John and Mary are my creations. They are not real, in the sense that I am not talking about actual people I know. But I have named them John and Mary, not, say, Zeb and Lu-Ann, because I want you to take them seriously. John and Mary voted for Trump. They live in western Kentucky, because I wanted to put them in a deep red state that had approved Medicaid expansion. They both work, but they can only afford one used car between them, and hope nothing ever happens to it. So Mary works days at Walmart, while John works the night shift. During the week, they see each other during the time John drives Mary to work. Then John sleeps as much as he can while the kids are at school, and then gets up to be there for them when they get home. John and Mary have two boys. John and Mary work hard, but they rely of SNAP to have enough to feed their family. Mary sometimes has to work on Saturday, so Sunday is the only time the whole family can be together. They go to church in the morning, so only the afternoon is truly theirs. Mary gets human contact during the week from her customers, but for John, church provides a vital lifeline to the outside world. Most of the people they know are coal people. Their families and the families of almost everyone they know had someone who used to make a good living working in the mines. Hillary Clinton, they feel, never cared about those jobs, while Donald Trump spoke to the anger they felt over their loss.
Now we have the new budget proposal. John and Mary don’t have time to try to understand all of the details. They do know that it cuts SNAP, so they will have to make up the difference by doing without something else. They already know that they may need more money from somewhere to cover increased out-of-pocket expenses for their healthcare. Sure, they are basically healthy, so their premiums will go down. But they realize they will not only pay less; they will also get less coverage. But they have not considered the impact on people they know, and what that means to them. Everyone they know will have less money to spend, and will cut back wherever they can. This includes members of their congregation who have pre-existing conditions from the time they spent working in the mines. That means they will spend less at Walmart. John’s job also is in retail, so there will be reduced spending there is well. Although John and Mary have not thought about it, it is possible that one or both of them will be laid off because their employer needs less staff to handle the drop in sales.

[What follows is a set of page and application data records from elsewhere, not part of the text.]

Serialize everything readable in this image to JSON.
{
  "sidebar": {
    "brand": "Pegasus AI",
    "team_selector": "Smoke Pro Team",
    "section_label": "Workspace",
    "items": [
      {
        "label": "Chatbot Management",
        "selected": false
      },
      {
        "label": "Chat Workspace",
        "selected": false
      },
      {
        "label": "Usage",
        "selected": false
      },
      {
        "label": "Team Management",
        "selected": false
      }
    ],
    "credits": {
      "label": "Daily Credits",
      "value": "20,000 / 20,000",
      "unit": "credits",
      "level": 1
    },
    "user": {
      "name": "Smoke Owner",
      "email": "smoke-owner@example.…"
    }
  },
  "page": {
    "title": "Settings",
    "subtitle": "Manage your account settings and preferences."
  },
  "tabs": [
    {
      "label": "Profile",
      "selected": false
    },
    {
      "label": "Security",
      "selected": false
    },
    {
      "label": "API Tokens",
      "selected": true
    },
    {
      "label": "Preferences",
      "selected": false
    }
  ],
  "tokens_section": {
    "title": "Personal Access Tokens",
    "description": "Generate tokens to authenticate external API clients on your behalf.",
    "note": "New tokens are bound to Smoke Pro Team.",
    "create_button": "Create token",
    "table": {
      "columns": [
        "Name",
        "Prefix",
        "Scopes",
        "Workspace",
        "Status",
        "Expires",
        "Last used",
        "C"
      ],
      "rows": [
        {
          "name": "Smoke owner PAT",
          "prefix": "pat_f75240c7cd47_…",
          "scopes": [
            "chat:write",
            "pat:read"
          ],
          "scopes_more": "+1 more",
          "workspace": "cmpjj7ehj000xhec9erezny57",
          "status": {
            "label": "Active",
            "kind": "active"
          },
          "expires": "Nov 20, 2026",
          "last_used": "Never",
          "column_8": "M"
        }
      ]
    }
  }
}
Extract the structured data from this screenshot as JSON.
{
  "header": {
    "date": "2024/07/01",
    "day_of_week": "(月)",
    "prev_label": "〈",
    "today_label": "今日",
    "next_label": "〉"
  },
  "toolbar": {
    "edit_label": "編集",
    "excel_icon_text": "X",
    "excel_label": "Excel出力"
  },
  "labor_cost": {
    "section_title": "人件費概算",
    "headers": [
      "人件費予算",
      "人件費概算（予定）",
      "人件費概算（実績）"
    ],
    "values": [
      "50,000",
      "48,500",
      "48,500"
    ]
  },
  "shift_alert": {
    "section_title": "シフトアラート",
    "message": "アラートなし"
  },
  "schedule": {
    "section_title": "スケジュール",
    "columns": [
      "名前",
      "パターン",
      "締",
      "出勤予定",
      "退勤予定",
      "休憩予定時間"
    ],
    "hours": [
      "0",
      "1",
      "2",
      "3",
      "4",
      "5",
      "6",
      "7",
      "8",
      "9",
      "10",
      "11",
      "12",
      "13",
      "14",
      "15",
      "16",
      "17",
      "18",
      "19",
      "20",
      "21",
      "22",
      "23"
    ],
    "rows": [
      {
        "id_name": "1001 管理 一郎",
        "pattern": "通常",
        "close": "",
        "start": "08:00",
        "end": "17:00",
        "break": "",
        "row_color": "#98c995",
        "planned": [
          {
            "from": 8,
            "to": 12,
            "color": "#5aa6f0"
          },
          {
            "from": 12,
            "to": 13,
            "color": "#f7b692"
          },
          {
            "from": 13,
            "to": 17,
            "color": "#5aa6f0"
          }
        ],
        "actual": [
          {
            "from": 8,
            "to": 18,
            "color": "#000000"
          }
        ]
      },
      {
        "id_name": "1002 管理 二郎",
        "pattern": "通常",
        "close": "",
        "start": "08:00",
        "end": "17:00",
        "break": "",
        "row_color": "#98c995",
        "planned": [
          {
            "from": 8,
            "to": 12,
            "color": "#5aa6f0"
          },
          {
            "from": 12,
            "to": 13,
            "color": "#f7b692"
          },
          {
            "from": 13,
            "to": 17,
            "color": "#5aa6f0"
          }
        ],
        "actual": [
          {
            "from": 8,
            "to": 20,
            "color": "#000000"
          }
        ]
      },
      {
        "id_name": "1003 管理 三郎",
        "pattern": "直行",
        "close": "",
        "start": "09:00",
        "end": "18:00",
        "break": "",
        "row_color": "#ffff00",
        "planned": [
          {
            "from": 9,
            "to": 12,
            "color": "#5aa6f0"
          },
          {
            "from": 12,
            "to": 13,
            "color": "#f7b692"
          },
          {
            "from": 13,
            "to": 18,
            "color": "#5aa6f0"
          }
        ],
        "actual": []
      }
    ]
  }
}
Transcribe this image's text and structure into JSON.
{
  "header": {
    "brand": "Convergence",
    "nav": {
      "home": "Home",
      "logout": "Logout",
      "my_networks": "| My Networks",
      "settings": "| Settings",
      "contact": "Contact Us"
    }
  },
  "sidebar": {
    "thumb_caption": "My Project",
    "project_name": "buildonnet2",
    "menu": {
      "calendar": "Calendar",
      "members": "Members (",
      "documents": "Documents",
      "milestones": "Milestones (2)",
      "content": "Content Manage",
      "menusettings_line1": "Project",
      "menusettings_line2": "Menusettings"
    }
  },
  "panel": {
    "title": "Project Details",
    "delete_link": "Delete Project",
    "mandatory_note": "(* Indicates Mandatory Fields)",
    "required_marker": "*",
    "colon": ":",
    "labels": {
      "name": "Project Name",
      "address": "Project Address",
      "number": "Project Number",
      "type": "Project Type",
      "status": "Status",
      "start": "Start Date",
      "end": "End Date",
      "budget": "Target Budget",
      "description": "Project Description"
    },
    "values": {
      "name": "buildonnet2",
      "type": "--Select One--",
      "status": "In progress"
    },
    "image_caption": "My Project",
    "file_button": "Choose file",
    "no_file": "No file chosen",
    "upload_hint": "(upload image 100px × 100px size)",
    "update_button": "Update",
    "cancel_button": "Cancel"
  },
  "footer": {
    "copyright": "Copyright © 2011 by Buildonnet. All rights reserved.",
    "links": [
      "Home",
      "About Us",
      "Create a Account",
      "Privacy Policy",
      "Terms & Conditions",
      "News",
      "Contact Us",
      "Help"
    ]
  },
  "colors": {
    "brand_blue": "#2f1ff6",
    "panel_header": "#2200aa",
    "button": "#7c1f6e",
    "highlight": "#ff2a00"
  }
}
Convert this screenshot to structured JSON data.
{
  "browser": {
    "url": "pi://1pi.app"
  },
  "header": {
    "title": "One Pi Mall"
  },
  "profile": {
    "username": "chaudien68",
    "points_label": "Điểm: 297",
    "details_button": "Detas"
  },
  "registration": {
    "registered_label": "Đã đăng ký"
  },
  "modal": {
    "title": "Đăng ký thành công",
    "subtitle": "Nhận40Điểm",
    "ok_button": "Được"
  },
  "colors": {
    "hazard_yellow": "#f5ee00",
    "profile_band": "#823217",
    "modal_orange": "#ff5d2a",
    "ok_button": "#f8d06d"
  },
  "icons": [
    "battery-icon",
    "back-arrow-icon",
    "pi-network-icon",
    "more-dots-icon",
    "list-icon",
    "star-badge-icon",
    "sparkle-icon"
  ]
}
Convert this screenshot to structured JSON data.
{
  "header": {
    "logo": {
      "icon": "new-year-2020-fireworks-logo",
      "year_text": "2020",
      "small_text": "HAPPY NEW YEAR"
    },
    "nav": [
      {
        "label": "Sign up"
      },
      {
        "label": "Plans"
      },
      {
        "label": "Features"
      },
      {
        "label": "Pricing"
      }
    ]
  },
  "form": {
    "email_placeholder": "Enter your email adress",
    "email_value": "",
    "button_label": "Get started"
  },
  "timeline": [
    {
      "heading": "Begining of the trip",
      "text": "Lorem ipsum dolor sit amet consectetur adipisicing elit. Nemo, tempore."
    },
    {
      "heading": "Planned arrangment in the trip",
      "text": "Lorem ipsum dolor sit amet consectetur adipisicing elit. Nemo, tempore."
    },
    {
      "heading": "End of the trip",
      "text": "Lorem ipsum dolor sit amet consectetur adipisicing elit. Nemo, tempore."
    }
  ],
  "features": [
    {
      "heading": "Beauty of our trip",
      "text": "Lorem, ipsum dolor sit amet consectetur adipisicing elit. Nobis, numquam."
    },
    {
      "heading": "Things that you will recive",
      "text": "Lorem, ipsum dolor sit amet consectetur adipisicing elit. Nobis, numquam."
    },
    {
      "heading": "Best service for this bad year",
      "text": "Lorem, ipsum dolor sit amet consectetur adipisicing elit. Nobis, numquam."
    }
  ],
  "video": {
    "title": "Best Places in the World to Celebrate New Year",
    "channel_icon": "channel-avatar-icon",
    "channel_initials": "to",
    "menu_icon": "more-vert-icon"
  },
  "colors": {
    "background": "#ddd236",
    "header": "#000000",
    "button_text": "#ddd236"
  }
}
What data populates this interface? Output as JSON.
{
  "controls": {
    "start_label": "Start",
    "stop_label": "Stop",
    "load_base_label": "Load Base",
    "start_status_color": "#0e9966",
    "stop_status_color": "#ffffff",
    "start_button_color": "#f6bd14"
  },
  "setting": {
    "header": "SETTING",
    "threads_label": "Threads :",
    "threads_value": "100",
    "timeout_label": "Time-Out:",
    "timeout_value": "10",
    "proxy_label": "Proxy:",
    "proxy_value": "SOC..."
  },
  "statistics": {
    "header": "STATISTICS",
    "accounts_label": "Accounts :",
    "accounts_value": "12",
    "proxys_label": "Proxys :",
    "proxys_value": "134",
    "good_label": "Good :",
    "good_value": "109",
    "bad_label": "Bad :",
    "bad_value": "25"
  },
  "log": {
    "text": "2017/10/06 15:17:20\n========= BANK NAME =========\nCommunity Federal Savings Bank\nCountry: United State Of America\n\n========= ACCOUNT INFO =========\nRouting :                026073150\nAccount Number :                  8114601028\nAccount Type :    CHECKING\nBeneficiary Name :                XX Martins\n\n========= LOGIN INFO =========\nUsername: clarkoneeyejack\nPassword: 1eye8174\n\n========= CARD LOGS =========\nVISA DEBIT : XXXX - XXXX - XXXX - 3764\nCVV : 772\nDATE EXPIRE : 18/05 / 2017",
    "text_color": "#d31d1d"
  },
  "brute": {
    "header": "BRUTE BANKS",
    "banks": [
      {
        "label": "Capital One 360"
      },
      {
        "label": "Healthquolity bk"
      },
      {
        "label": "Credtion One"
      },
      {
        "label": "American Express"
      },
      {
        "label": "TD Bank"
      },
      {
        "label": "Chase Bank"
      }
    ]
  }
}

So there you have it. 3% growth is not simply overly optimistic or unlikely. The budget cuts at least $1.5 trillion from consumer spending over ten years, and that will mean job losses for people like John and Mary. Those job losses in turn mean even further drops in consumer spending, causing more job losses, and so on. People in Congress, and certainly in the White House, have never lived in John and Mary’s world. They do not understand that the Johns and Marys of the world far outnumber them, and gain nothing from the tax cuts that provide more play money for Wall Street. Our lawmakers call that cut of $1.5 trillion “entitlement reform”, and they believe that the people who will suffer those cuts do not matter to the health of the economy. The budget basically says that John and Mary are expendable, and there are all kinds of rationalizations to explain how anyone who needs public assistance isn’t trying hard enough. John and Mary can’t try any harder. They have already had to sacrifice so much.
People like John and Mary used to reliably vote for Democrats. They or their families remembered the Great Depression, and how Roosevelt worked so hard to help the working man. They saw labor unions as a positive force in their lives, especially if you were a miner. But the Republicans seized on the corruption that afflicted unions to begin a campaign of vilifying organized labor. They also promoted a narrative that life was a fierce competition for finite resources, and that every dollar that went to someone with skin darker than yours came out of your pocket. Now they are positioned to blame the economic downturn that would result from the new budget on people who “just want handouts.” John and Mary don’t want handouts, but they will take whatever help they can find if it means their children are fed. It is long past time to find the Johns and Marys of the world, and make sure their stories are being told. For progressives, it could be the beginning of a new narrative, one that Roosevelt knew well, but has since been lost. More importantly, for John and Mary, it would let them know that they are not alone, and that the desperate circumstances they find themselves in are not their fault. The United States is still among the wealthiest nations on Earth. It is time John and Mary got to see some of that wealth in their own lives.
As it happens, I found this week’s song quite a while ago for my music video page on Facebook. But it certainly fits here as well: